Eleven years later and we are still a part of the special needs world. There are a lucky few who are only in therapy for a while and then they graduate and this world is behind them. Most kids are not that lucky. The reality is most of these children do not outgrow their conditions, some things may become more manageable, but it is lifelong.
I became the parent in the store trying to placate my child’s tantrum so that I could finish grocery shopping. I became the parent who cried when I got to the parking lot or home because I had felt the stares, felt the disapproval of my parenting skills that were sorely lacking. I became the parent who avoided situations and made my home a place to hide from the world.
There is a whole other world out there right under our noses. It is filled with magic and wonder and miracles and they are not the kind you see in Harry Potter movies. Do not get me wrong Harry Potter is awesome but this kind of magic cannot be accomplished with a magic wand, it cannot be experienced by looking into a special pool of water, and the miraculous inventions and creatures of those kinds of worlds are nothing in comparison to the world I have found.
I get to see the magic in a small milestone met and the happiness and sometimes tears that it brings. I see the wonder of the world around me transformed by the imaginations of children. Sitting in the hallways at therapy and listening to the children go by with their therapists and hearing the incredible tales they weave and let you glimpse inside their minds, the many worlds they have created. AND MIRACLES? Oh those are the things dreams are made of and they are performed by those magical beings who do not need wands and we call them therapists. In my world I see miracles daily in my sons and the children in the world I discovered eleven years ago.

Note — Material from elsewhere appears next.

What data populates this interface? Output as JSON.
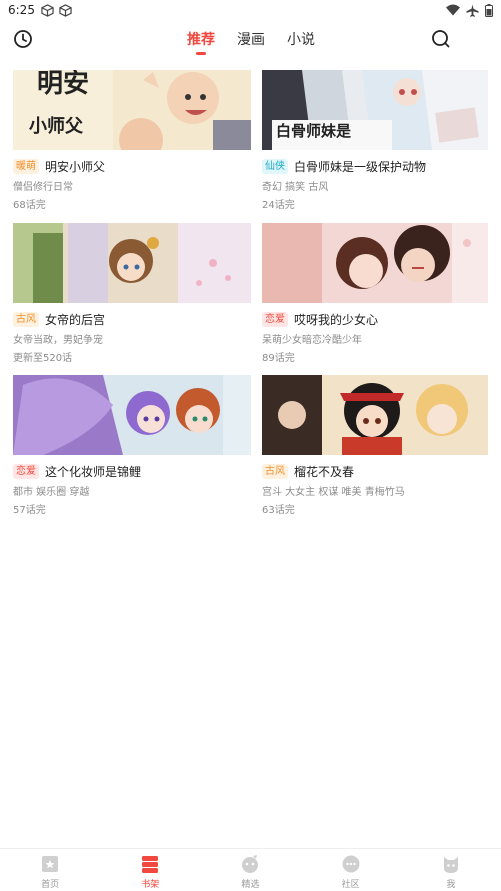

So while sometimes my world is hard I have learned to embrace it. Embracing it is not easy but oh how beautiful it can be. For all of you out there my hope for you is that you may glimpse this world, embrace its beauty, and spread awareness that different is not less.